Thursday, June 02, 2011

At USDA a plate instead of a pyramid

"The U.S. Department of Agriculture on Thursday unveiled a plate-shaped icon representing the government's new dietary guidelines, replacing the nearly 20-year-old food pyramid that was often criticized for its complexity."

Saturday, May 28, 2011

Food makers resist lawmakers’ proposal for guidelines in marketing to children

“The food and advertising industries are pushing back against an Obama administration proposal that calls for food makers to voluntarily limit the way they market sugary cereals, salty snacks and other foods to children and teens. . .

“The guidelines, ordered by Congress and written by a team from the Federal Trade Commission, the Food and Drug Administration, the Centers for Disease Control and Prevention, and the Agriculture Department, ignited a debate about the role of marketing in soaring obesity rates among children.”

A representative of the Grocery Manufacturers Association argued that de facto regulations would not solve the childhood obesity epidemic, but they would hurt business.  Why is that reasoning illogical?

Tuesday, May 24, 2011

When food is what makes you sick

This year one in six Americans will get sick from eating contaminated food, according to the Centers for Disease Control and Prevention. 

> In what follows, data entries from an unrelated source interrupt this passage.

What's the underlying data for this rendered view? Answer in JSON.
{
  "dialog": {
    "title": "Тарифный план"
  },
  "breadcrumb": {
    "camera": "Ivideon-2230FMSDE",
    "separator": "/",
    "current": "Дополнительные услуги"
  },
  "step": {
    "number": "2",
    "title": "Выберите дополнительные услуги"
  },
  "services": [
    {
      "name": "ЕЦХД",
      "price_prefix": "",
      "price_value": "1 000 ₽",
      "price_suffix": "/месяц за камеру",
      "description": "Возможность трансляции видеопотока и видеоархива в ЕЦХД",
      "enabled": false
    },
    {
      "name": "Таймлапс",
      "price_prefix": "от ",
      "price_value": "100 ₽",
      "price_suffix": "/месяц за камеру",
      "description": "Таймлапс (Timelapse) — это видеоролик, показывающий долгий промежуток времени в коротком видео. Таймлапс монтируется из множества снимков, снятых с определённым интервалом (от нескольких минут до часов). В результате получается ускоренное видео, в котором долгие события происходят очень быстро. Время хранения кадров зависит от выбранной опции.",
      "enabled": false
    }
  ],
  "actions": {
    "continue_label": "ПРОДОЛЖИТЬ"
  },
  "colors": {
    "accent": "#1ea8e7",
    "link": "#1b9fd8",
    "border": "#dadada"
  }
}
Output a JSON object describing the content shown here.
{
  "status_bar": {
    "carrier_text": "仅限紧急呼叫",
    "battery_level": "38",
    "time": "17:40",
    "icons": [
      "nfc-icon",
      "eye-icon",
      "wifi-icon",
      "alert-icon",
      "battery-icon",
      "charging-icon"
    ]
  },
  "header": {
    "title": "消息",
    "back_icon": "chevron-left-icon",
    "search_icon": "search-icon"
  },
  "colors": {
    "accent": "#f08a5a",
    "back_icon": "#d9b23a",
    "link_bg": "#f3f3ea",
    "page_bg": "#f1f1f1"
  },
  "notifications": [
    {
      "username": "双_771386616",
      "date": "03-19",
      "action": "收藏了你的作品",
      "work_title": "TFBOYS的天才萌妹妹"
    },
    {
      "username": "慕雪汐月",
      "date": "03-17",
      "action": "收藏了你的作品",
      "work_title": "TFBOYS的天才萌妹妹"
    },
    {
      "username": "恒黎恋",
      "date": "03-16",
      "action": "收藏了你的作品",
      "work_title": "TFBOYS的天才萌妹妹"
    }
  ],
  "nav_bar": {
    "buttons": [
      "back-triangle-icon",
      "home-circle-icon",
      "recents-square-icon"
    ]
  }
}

"The most troublesome combination is campylobacter-laden poultry, which sickens more than 600,000 people annually, resulting in nearly 7,000 hospitalizations. Next on the list, which was based on a decade’s worth of data about disease outbreaks, deaths and costs and a peer-reviewed survey of experts, were pork contaminated with toxoplasma and deli meats tainted with listeria. 

"The most problematic pathogen was salmonella, which appeared four times — in combination with poultry, complex foods (i.e., non-meat dishes composed of multiple ingredients), produce and eggs — and caused just over 250 deaths and nearly 16,000 hospitalizations."

“'At the end of the day, you can make sure you cook everything thoroughly and be ultra-careful about cross-contamination, but this issue won’t go away just by keeping your kitchen clean, or being vegetarian, or even purchasing local meat or vegetables and buying organics,' says Jessica Liebler, a research scientist at the George Washington University School of Public Health and Health Services who specializes in infectious diseases in food systems.  'This is a problem for everyone who eats.'”